… well-meaning speakers tried to voice their fellow-feeling, and indeed did so, but at the same time proved the utter incapacity of every man truly to share in suffering which he cannot see. Albert Camus, The Plague We live in an ageing society. In 2017 the United Nations noted the following trends in global population ageing: The global population aged 60 years or over numbered 962 million in 2017, more than twice as large as in 1980, when there were 382 million older persons worldwide. The number of older persons is expected to double again by

in Everything must change
Madame Bovary and Les Misérables in 1934
Dudley Andrew

4 For the first time on screen together: Madame Bovary and Les Misérables in 1934 Dudley Andrew In the winter of 1934 two highly anticipated titles premiered just weeks apart on Paris screens: Jean Renoir’s Madame Bovary (13 January) and Raymond Bernard’s Les Misérables (3 February). Evidently they were so different in style and tone that virtually no one remarked on this coincidence at the time. But from what did that difference stem? The styles of the directors or of the books they took on? My brief is to use these adaptations to examine style and tone

in French literature on screen
The TV films
Tony Whitehead

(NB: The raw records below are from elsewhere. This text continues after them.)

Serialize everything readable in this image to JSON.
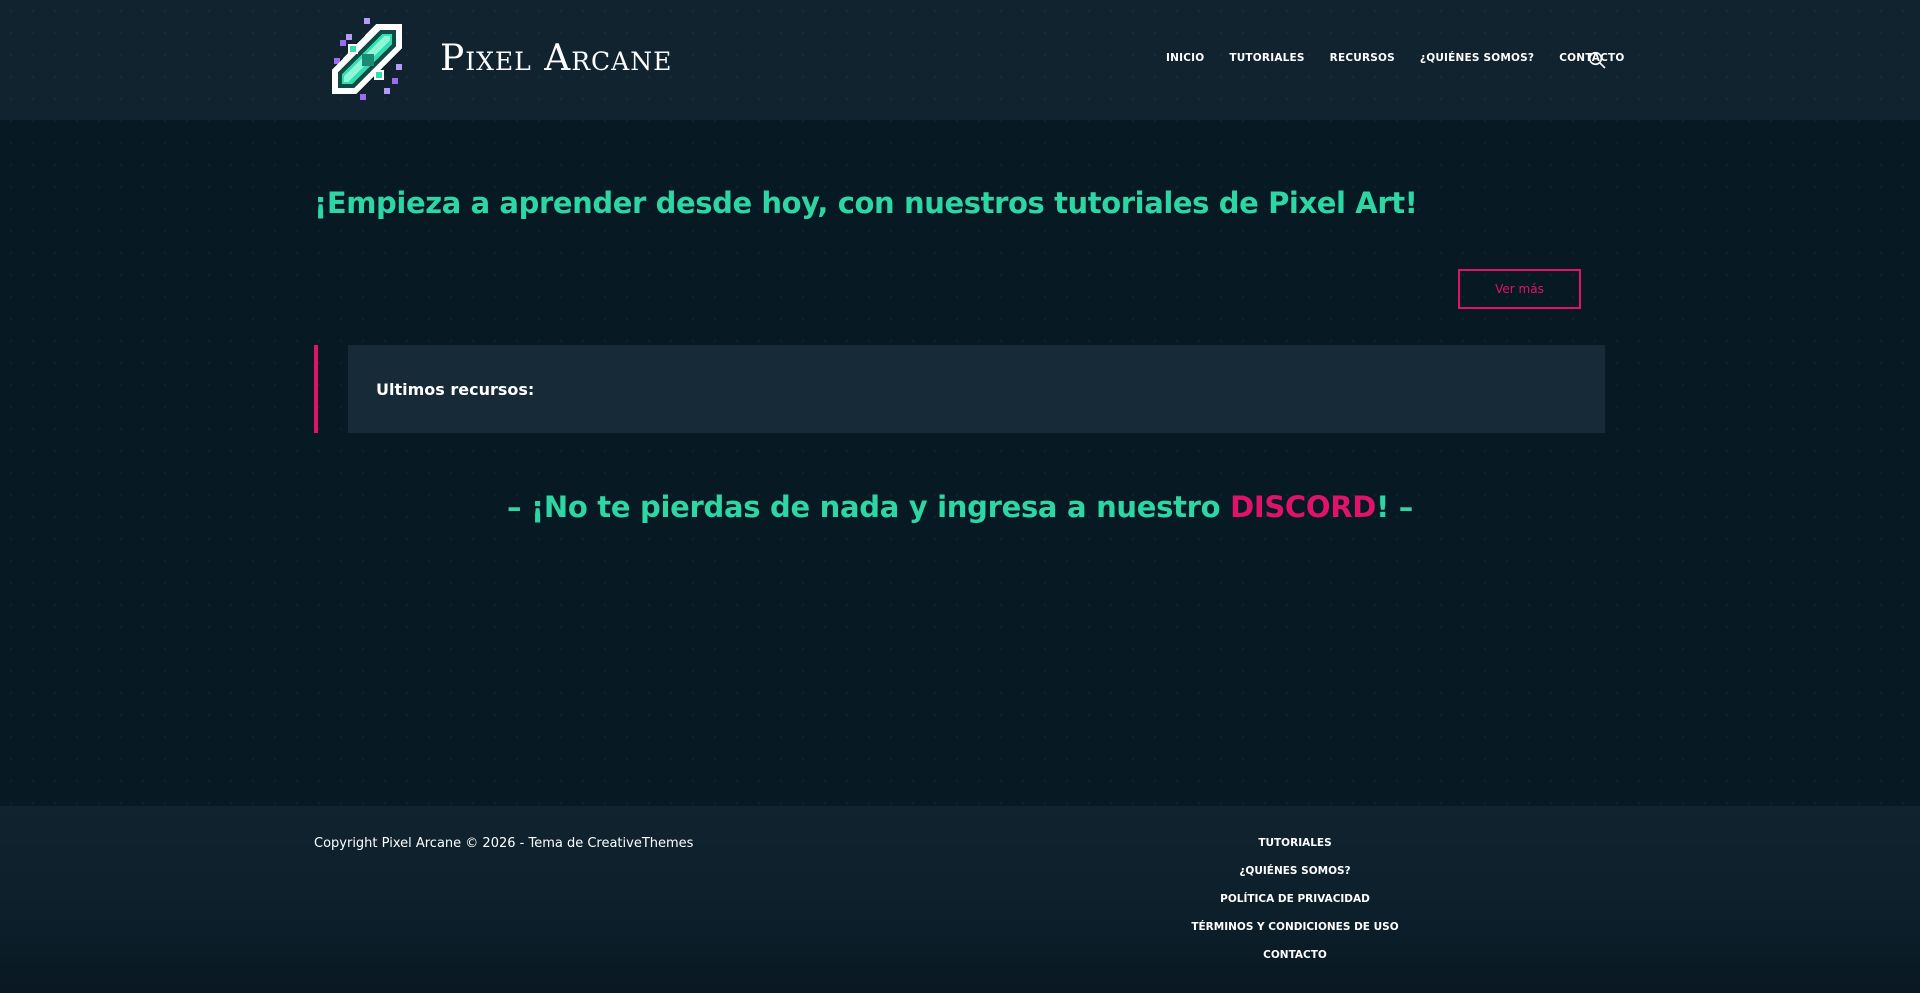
{
  "site": {
    "title": "Pixel Arcane"
  },
  "nav": {
    "items": [
      {
        "label": "INICIO"
      },
      {
        "label": "TUTORIALES"
      },
      {
        "label": "RECURSOS"
      },
      {
        "label": "¿QUIÉNES SOMOS?"
      },
      {
        "label": "CONTACTO"
      }
    ],
    "search_icon": "search-icon"
  },
  "hero": {
    "title": "¡Empieza a aprender desde hoy, con nuestros tutoriales de Pixel Art!",
    "button_label": "Ver más"
  },
  "resources": {
    "label": "Ultimos recursos:"
  },
  "discord": {
    "prefix": "– ¡No te pierdas de nada y ingresa a nuestro ",
    "highlight": "DISCORD",
    "suffix": "! –"
  },
  "footer": {
    "copyright": "Copyright Pixel Arcane © 2026 - Tema de CreativeThemes",
    "links": [
      {
        "label": "TUTORIALES"
      },
      {
        "label": "¿QUIÉNES SOMOS?"
      },
      {
        "label": "POLÍTICA DE PRIVACIDAD"
      },
      {
        "label": "TÉRMINOS Y CONDICIONES DE USO"
      },
      {
        "label": "CONTACTO"
      }
    ]
  },
  "colors": {
    "background": "#071923",
    "header": "#10232f",
    "accent_green": "#2ed6a4",
    "accent_pink": "#e0136b",
    "panel": "#172a37"
  }
}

‘A long time in the womb’: the TV films 3 ‘Oh, it’s Beaujolais. Fantastic! Won’t be a sec, I’ll just pop it in the fridge’. Has any beverage in any work of art ever excited quite so much comment or controversy as that bottle of red wine in Leigh’s 1977 play – and its TV adaptation – Abigail’s Party? Abigail’s Party was just one of the nine feature-length productions which Leigh ‘devised and directed’ (his preferred credit at the time) between 1973 and 1985. The success of these meant that, as Garry Watson observes, ‘most British viewers were aware of Leigh long

in Mike Leigh
Robert Z. Birdwell

Go Tell It on the Mountain sheds light on James Baldwin’s response to his Pentecostal religious inheritance. Baldwin writes protagonist John Grimes’s experience of “salvation” as an act of his own break with his past and the inauguration of a new vocation as authorial witness of his times. This break is premised on the experience of kairos, a form of time that was derived from Baldwin’s experience of Pentecostalism. Through John Grimes’s experience, Baldwin represents a break with the past that begins with the kairotic moment and progresses through the beginnings of self-love and the possibility of freedom enabled by this love. This essay contributes a new perspective on discussions of Baldwin’s representation of time and his relationship to Christianity.

James Baldwin Review
Open Access (free)
Dennis Ray Knight Jr.

If he is known for anything other than his writings, James Baldwin is best known for his work as a civil rights activist. What is often overlooked is Baldwin’s work toward uniting two under-represented and oppressed groups: African Americans and homosexuals. With his first novel, Go Tell It on the Mountain, Baldwin began a career of speaking about and for homosexuals and their relationship with the institutions of African-American communities. Through its focus on a sensitive, church-going teenager, Go Tell It on the Mountain dramatizes the strain imposed upon homosexual members of African-American communities within the Pentecostal Church through its religious beliefs.

James Baldwin Review